-------- Input records

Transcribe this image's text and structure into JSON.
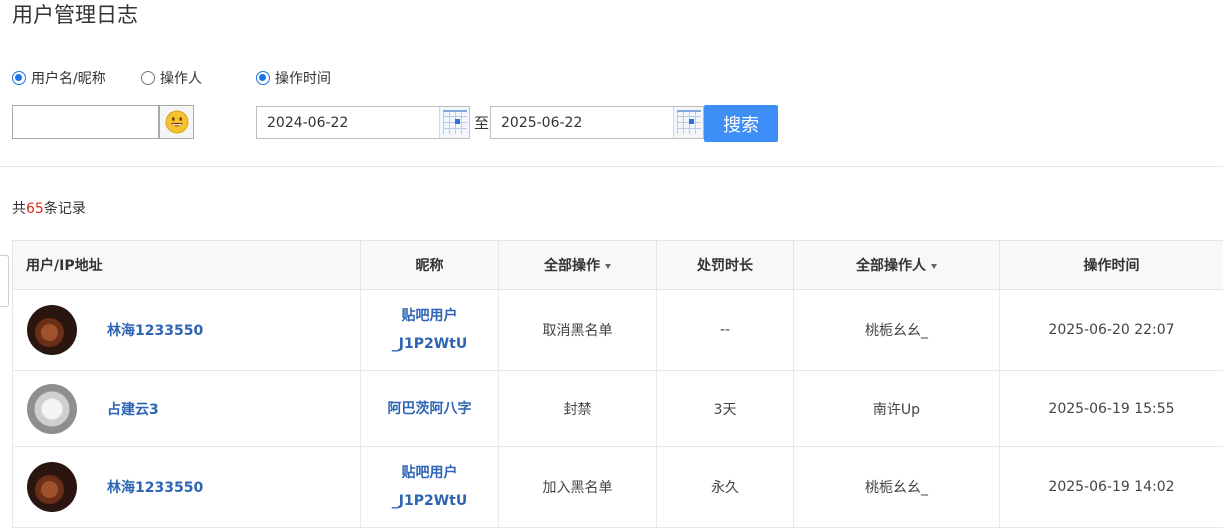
{
  "page": {
    "title": "用户管理日志"
  },
  "filters": {
    "radios": [
      {
        "label": "用户名/昵称",
        "checked": true
      },
      {
        "label": "操作人",
        "checked": false
      },
      {
        "label": "操作时间",
        "checked": true
      }
    ],
    "user_input": {
      "value": "",
      "placeholder": ""
    },
    "date_from": "2024-06-22",
    "date_separator": "至",
    "date_to": "2025-06-22",
    "search_label": "搜索"
  },
  "summary": {
    "prefix": "共",
    "count": "65",
    "suffix": "条记录"
  },
  "table": {
    "headers": {
      "user": "用户/IP地址",
      "nickname": "昵称",
      "operation": "全部操作",
      "duration": "处罚时长",
      "operator": "全部操作人",
      "time": "操作时间"
    },
    "rows": [
      {
        "user": "林海1233550",
        "nickname_line1": "贴吧用户",
        "nickname_line2": "_J1P2WtU",
        "operation": "取消黑名单",
        "duration": "--",
        "operator": "桃栀幺幺_",
        "time": "2025-06-20 22:07",
        "avatar": "violin-avatar"
      },
      {
        "user": "占建云3",
        "nickname_line1": "阿巴茨阿八字",
        "nickname_line2": "",
        "operation": "封禁",
        "duration": "3天",
        "operator": "南许Up",
        "time": "2025-06-19 15:55",
        "avatar": "shoes-avatar"
      },
      {
        "user": "林海1233550",
        "nickname_line1": "贴吧用户",
        "nickname_line2": "_J1P2WtU",
        "operation": "加入黑名单",
        "duration": "永久",
        "operator": "桃栀幺幺_",
        "time": "2025-06-19 14:02",
        "avatar": "violin-avatar"
      }
    ]
  },
  "colors": {
    "accent": "#3e8ef7",
    "link": "#2d64b3",
    "count_red": "#e1251b"
  }
}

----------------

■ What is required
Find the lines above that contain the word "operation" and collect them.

■ Your solution
      "operation": "全部操作",
        "operation": "取消黑名单",
        "operation": "封禁",
        "operation": "加入黑名单",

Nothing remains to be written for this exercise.